Getting more out of business as usual

Every day we see public works taking place – street improvements, parks development, public facilities, and transport improvements. Fundamentally these are about making places better for people to live, work and play.

But what if councils and government agencies could make this happen in a way that delivers additional benefits, or social value, to communities? What if the value that ratepayers receive from public services could deliver some extra social value that can help strengthen the fabric of communities?

What if the way that councils and government agencies purchase services could be used to get these additional benefits?

One area of work that I’ve really enjoyed this year has been social procurement. It’s an emerging practice in New Zealand, particularly in Auckland, and is well-established overseas, especially in the UK and Australia.

It’s about using business as usual purchasing and contracting to get extra social value. The key ingredients are:

  • Policy – to set the conditions for social procurement to occur in practice
  • Contracting – to specify the social value that an organisation is seeking providers to deliver, and to shape the market’s response
  • Market development – to build innovative approaches and new supplier markets
  • Supplier development – to support organisations, such as social enterprises or community organisations, to become fit for purpose players in the market and able to deliver social value

When organisations like Auckland Council spend over $3 billion per annum on procurement, there's a real opportunity to use the procurement level to get more benefits for communities.

Earlier this year, Rachael Butler and I completed an evaluation of a social procurement initiative in Mt Roskill, Auckland. The project, called Te Auaunga, was at one level simply a flood mitigation initiative for a local stream (also called Oakley Creek).

At another level, the initiative offered a range of placemaking opportunities, including park and environmental restoration, and new community facilities.

And at yet another level, Auckland Council and the Puketāpapa Local Board saw opportunities to bring about further social benefits to train and employ local young people, and set up a social enterprise plant nursery.

The employment initiative recruited 17 young people to complete a construction skills certificate course at a local training centre; many of them were then channelled into positions with the works contractor and to the social enterprise.

The social enterprise, Te Whangai Trust, established a native nursery on the grounds of a local school, and in the process created a new community hub, and hands-on learning for school children. The trust’s work focuses on bringing long-term unemployed and people with mental health and/or offending histories into sustained employment through building work and life skills.
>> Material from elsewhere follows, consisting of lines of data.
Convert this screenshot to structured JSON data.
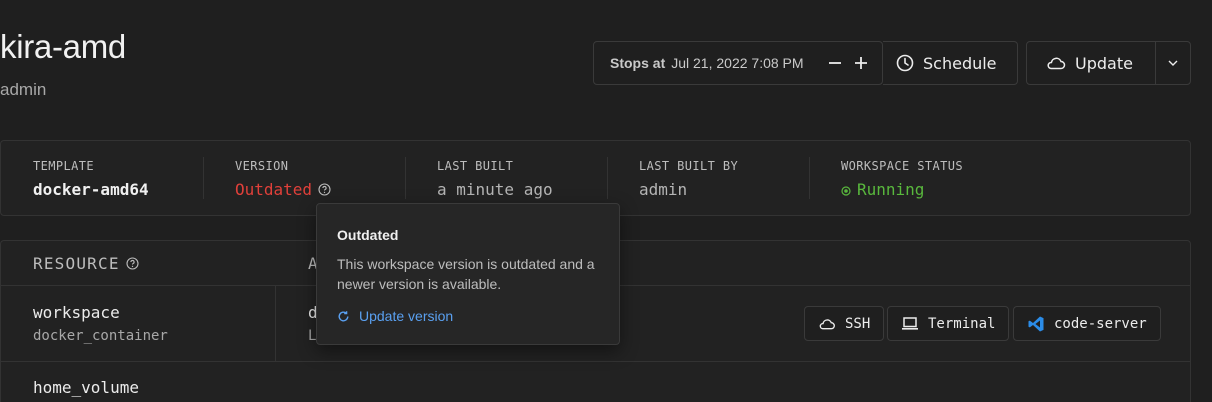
{
  "workspace": {
    "name": "kira-amd",
    "owner": "admin"
  },
  "toolbar": {
    "stops_label": "Stops at",
    "stops_time": "Jul 21, 2022 7:08 PM",
    "schedule_label": "Schedule",
    "update_label": "Update"
  },
  "stats": {
    "template_label": "TEMPLATE",
    "template_value": "docker-amd64",
    "version_label": "VERSION",
    "version_value": "Outdated",
    "last_built_label": "LAST BUILT",
    "last_built_value": "a minute ago",
    "last_built_by_label": "LAST BUILT BY",
    "last_built_by_value": "admin",
    "status_label": "WORKSPACE STATUS",
    "status_value": "Running"
  },
  "resources": {
    "col_resource": "RESOURCE",
    "col_agent": "A",
    "rows": [
      {
        "name": "workspace",
        "type": "docker_container",
        "agent": "d",
        "agent_sub": "L"
      },
      {
        "name": "home_volume"
      }
    ],
    "apps": {
      "ssh": "SSH",
      "terminal": "Terminal",
      "code_server": "code-server"
    }
  },
  "tooltip": {
    "title": "Outdated",
    "body": "This workspace version is outdated and a newer version is available.",
    "link": "Update version"
  },
  "colors": {
    "outdated": "#e0403a",
    "running": "#59b83d",
    "link": "#5aa0f0",
    "vscode": "#2b8ce8"
  }
}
The nursery brings in 60 people each year to deliver the plants, planting and plant maintenance for Te Auaunga.

As our evaluation showed, the process was not without its challenges, and we understand that retention in the youth employment initiative was a particular challenge. But the project highlighted some real potential for social procurement, and lessons for future activity.

I’m currently working with The Southern Initiative at Auckland Council to document a series of social procurement case studies. The report on this will be coming out in the next few months. In the meantime, our report on Te Auaunga can be accessed here, at Auckland Council's RIMU website.

With a new government committed to regional development and sustainable employment, there may well be a role for social procurement to do more than just deliver capital works over the next few years.

With thanks to Auckland Council for commissioning the evaluation of Te Auaunga.